This assertion is constantly repeated, and has been but tamely refuted.
I was much mistaken if he would so tamely have acquiesced in the decision.
Think you that I will tamely expose my forehead to your aim?
Out walked the old sow at once, and going up to the witch, she trotted away down the road after her as tamely as a dog.
It was a time of joyous excitement which words can but tamely describe.
To say the act went off tamely would be simply admitting the truth.
Do you think, whatever you may do, that I will bear this tamely?
When he set foot on American soil, he tamely abandoned all his old picturesque wicked ways.
To say that he was proud of this distinction is stating it but tamely.
Old English tom, tam "domesticated, docile," from Proto-Germanic *tamaz (cf. Old Norse tamr, Old Saxon, Old Frisian, Middle Low German, Middle Dutch tam, Old High German zam, German zahm "tame," Gothic tamjan "to tame"), from PIE *deme- "to constrain, to force, to break (horses)" (cf. Sanskrit damayati "tames;" Persian dam "a tame animal;" Greek daman "to tame, subdue," dmetos "tame;" Latin domare "to tame, subdue;" Old Irish damnaim "I tie up, fasten, I tame, subdue"). Possible ulterior connection with PIE *dem- "house, household" (see domestic). Meaning "spiritless, weak, dull" is recorded from c.1600.

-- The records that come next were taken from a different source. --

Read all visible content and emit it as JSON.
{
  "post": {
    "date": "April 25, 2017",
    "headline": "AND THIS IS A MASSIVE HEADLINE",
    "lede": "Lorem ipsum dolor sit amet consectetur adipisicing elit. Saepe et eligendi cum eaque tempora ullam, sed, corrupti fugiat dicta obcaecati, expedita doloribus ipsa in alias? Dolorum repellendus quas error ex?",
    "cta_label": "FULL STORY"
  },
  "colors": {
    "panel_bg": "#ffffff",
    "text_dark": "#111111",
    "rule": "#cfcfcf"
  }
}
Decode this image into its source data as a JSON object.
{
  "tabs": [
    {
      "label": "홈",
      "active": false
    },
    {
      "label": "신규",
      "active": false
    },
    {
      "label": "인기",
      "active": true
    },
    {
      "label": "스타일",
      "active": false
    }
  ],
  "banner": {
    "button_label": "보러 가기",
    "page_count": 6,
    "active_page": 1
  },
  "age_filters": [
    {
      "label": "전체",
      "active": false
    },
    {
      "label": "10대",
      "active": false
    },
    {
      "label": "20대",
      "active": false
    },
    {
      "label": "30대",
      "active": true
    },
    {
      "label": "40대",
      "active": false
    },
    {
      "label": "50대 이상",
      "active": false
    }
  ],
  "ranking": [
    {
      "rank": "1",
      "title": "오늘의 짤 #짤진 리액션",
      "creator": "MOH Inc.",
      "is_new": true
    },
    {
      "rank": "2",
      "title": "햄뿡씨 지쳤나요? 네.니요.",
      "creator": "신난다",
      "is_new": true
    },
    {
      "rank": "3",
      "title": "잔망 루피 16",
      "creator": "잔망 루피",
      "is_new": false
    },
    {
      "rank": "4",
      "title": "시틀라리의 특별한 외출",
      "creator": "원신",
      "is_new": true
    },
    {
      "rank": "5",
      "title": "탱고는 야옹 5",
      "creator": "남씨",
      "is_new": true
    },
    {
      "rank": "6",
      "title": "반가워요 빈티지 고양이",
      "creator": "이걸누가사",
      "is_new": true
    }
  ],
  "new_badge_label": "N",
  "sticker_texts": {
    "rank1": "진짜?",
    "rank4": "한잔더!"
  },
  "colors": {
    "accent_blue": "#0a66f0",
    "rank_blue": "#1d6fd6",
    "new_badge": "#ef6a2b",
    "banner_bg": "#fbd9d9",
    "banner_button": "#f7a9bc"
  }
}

early Middle English teme, from Old English temian "make tame" (see tame (adj.)); form altered 14c. by influence of the adjective. Related: Tamed; taming.